Let $S=\lbrace s_1,\ldots,s_n \rbrace \subset \lbrace1,\ldots,2n\rbrace$. Consider two operations on $S$: the complement $C(S)=\lbrace 1,\ldots,2n \rbrace \setminus S$ and a reflection* ...

**3**

votes

**0**answers

201 views

### Where was the arithmetic zeta function of a scheme first defined?

Let $X$ be an arithmetic scheme, that is, a scheme of finite type over the integers. We denote the set of closed points of $X$ by $|X|$. For every $x\in|X|$, write $N(x)$ for the cardinality of the ...

**21**

votes

**2**answers

1k views

### Similarities between Post's Problem and Cohen's Forcing

Remark: I have since learned that G.H. Moore addresses this question in the third reference listed at the end of this post, beginning on p. 157 in which he cites a letter from Kreisel to Gödel dated ...

**4**

votes

**1**answer

611 views

### Ancient method to study Archimedean spiral

It is well-known the properties of Archimedean spiral ($\rho = k\phi$) which is the locus of points corresponding to the locations over time of a point moving away from a fixed point with a constant ...

**5**

votes

**0**answers

259 views

### Sophus Lie on the symplectic foliation theorem

Given a Poisson manifold $(P,\{\cdot,\cdot\})$, its characteristic distribution $\mathcal C$ is the singular tangent distribution on $M$ generated by the Hamiltonian vector fields,i.e.
$$\mathcal ...

**6**

votes

**1**answer

342 views

### Where do the Kähler Identities first appear?

The Kähler identities (sometimes known as the Hodge identities) are an important collection of relationships between operators on the exterior algebra of a Kähler manifold. These relationships ...

**6**

votes

**1**answer

845 views

### Deligne's letter to Looijenga from 1974

Hello,
I wonder if anyone has a copy of Deligne's letter to Looijenga from 1974 mentioned as reference [26] in Bessis' paper Finite complex reflection arrangements are $K(\pi,1)$ from 2006, see ...

**15**

votes

**1**answer

466 views

### The Riemann zeros and the heat equation

The Riemann xi function $\Xi(x)$ is defined, with $s=1/2+ix$, as
$$
\Xi(x)=\frac12 s(s-1)\pi^{-s/2}\Gamma(s/2)\zeta(s)=2\int_0^\infty \Phi(u)\cos(ux) \, du,
$$
where $\Phi(u)$ is defined as
$$
...

**11**

votes

**7**answers

2k views

### What are some Applications of Teichmüller Theory?

I'm trying to collect some specific examples of applications of Teichmüller Theory.
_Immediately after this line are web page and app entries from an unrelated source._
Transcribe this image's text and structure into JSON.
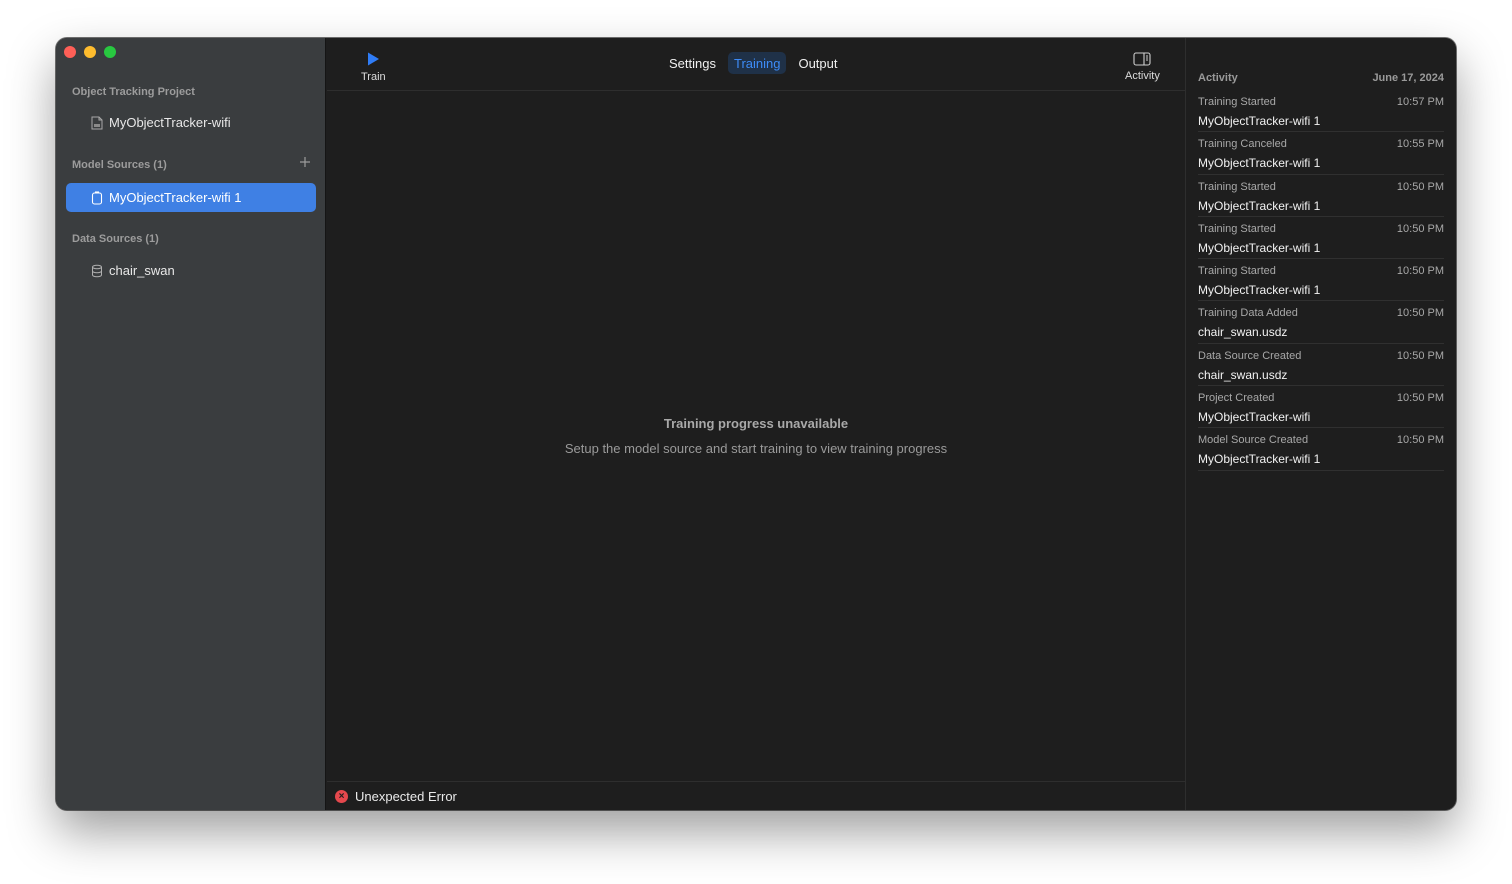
{
  "sidebar": {
    "project_header": "Object Tracking Project",
    "project_item": "MyObjectTracker-wifi",
    "model_sources_header": "Model Sources (1)",
    "model_source_item": "MyObjectTracker-wifi 1",
    "data_sources_header": "Data Sources (1)",
    "data_source_item": "chair_swan"
  },
  "toolbar": {
    "train_label": "Train",
    "tabs": [
      "Settings",
      "Training",
      "Output"
    ],
    "active_tab": "Training",
    "activity_label": "Activity"
  },
  "main": {
    "empty_title": "Training progress unavailable",
    "empty_subtitle": "Setup the model source and start training to view training progress"
  },
  "status": {
    "error_text": "Unexpected Error"
  },
  "activity": {
    "title": "Activity",
    "date": "June 17, 2024",
    "events": [
      {
        "event": "Training Started",
        "time": "10:57 PM",
        "target": "MyObjectTracker-wifi 1"
      },
      {
        "event": "Training Canceled",
        "time": "10:55 PM",
        "target": "MyObjectTracker-wifi 1"
      },
      {
        "event": "Training Started",
        "time": "10:50 PM",
        "target": "MyObjectTracker-wifi 1"
      },
      {
        "event": "Training Started",
        "time": "10:50 PM",
        "target": "MyObjectTracker-wifi 1"
      },
      {
        "event": "Training Started",
        "time": "10:50 PM",
        "target": "MyObjectTracker-wifi 1"
      },
      {
        "event": "Training Data Added",
        "time": "10:50 PM",
        "target": "chair_swan.usdz"
      },
      {
        "event": "Data Source Created",
        "time": "10:50 PM",
        "target": "chair_swan.usdz"
      },
      {
        "event": "Project Created",
        "time": "10:50 PM",
        "target": "MyObjectTracker-wifi"
      },
      {
        "event": "Model Source Created",
        "time": "10:50 PM",
        "target": "MyObjectTracker-wifi 1"
      }
    ]
  },
  "colors": {
    "accent": "#3f80e4",
    "active_tab_text": "#3d8bf7",
    "error": "#e5484d"
  },
  "icons": {
    "train": "play-icon",
    "activity": "sidebar-right-icon",
    "project": "document-icon",
    "model_source": "model-icon",
    "data_source": "database-icon",
    "error": "error-circle-icon",
    "add": "plus-icon"
  }
}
Here are some things I have collected thus far:
No-wandering-domain Theorem (Sullivan)
Theorems of Thurston ...

**8**

votes

**1**answer
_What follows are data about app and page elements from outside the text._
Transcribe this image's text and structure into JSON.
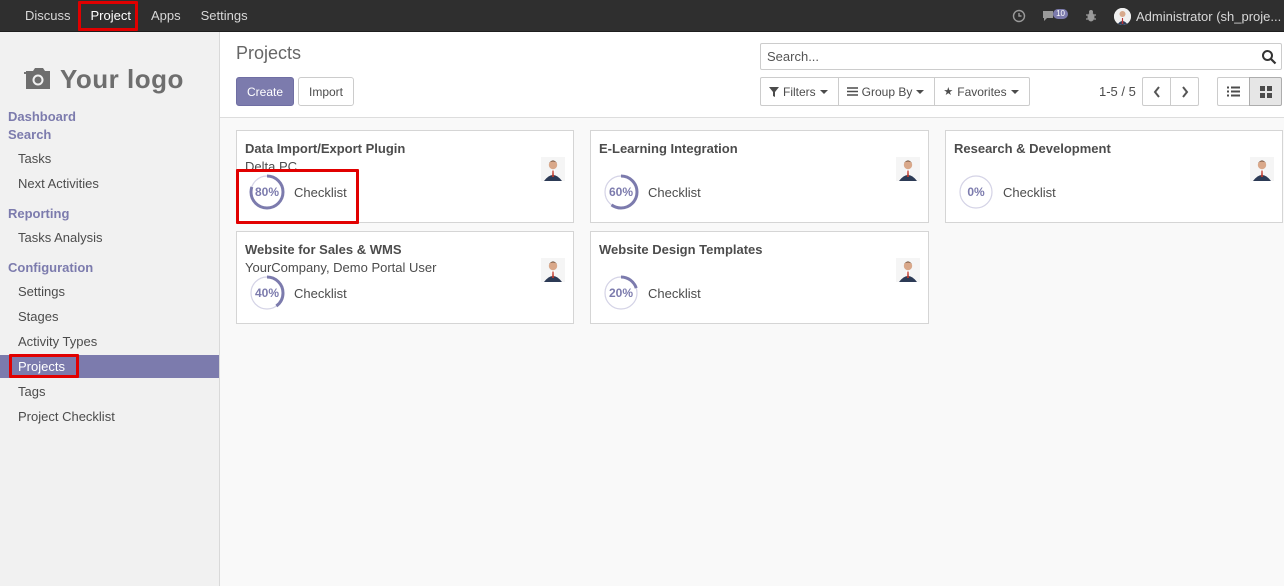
{
  "topbar": {
    "menu": [
      "Discuss",
      "Project",
      "Apps",
      "Settings"
    ],
    "active": "Project",
    "chat_count": "10",
    "user": "Administrator (sh_proje..."
  },
  "sidebar": {
    "logo_text": "Your logo",
    "sections": [
      {
        "title": "Dashboard",
        "items": []
      },
      {
        "title": "Search",
        "items": [
          "Tasks",
          "Next Activities"
        ]
      },
      {
        "title": "Reporting",
        "items": [
          "Tasks Analysis"
        ]
      },
      {
        "title": "Configuration",
        "items": [
          "Settings",
          "Stages",
          "Activity Types",
          "Projects",
          "Tags",
          "Project Checklist"
        ]
      }
    ],
    "active_item": "Projects"
  },
  "control": {
    "title": "Projects",
    "create_label": "Create",
    "import_label": "Import",
    "search_placeholder": "Search...",
    "filters_label": "Filters",
    "groupby_label": "Group By",
    "favorites_label": "Favorites",
    "pager": "1-5 / 5"
  },
  "cards": [
    {
      "name": "Data Import/Export Plugin",
      "partner": "Delta PC",
      "progress": 80,
      "progress_label": "80%",
      "check_label": "Checklist"
    },
    {
      "name": "E-Learning Integration",
      "partner": "",
      "progress": 60,
      "progress_label": "60%",
      "check_label": "Checklist"
    },
    {
      "name": "Research & Development",
      "partner": "",
      "progress": 0,
      "progress_label": "0%",
      "check_label": "Checklist"
    },
    {
      "name": "Website for Sales & WMS",
      "partner": "YourCompany, Demo Portal User",
      "progress": 40,
      "progress_label": "40%",
      "check_label": "Checklist"
    },
    {
      "name": "Website Design Templates",
      "partner": "",
      "progress": 20,
      "progress_label": "20%",
      "check_label": "Checklist"
    }
  ],
  "colors": {
    "accent": "#7c7bad",
    "topbar": "#2f2f2f",
    "highlight": "#e10000"
  }
}
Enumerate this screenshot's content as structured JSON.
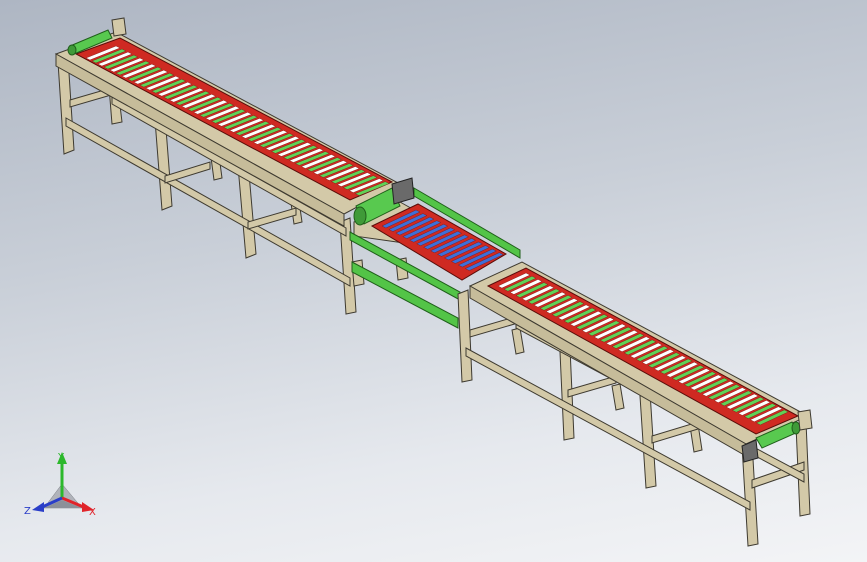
{
  "triad": {
    "x_label": "X",
    "y_label": "Y",
    "z_label": "Z",
    "colors": {
      "x": "#e0242a",
      "y": "#2cb82c",
      "z": "#2a3ec8"
    }
  },
  "colors": {
    "frame": "#d3c9a8",
    "frame_edge": "#3e3a30",
    "tray": "#cf2a22",
    "roller_white": "#ffffff",
    "roller_green": "#5fd257",
    "roller_blue": "#3d6fd9",
    "drive_roller": "#58c94f",
    "transfer_arm": "#53c447"
  }
}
535 views

### Who was Hermann Künneth?

Question as in the title:
Who was Hermann Künneth? Where can I find some biographical information beyond what is available on Wikipedia?
The well-known Künneth formula, for example in the form of ...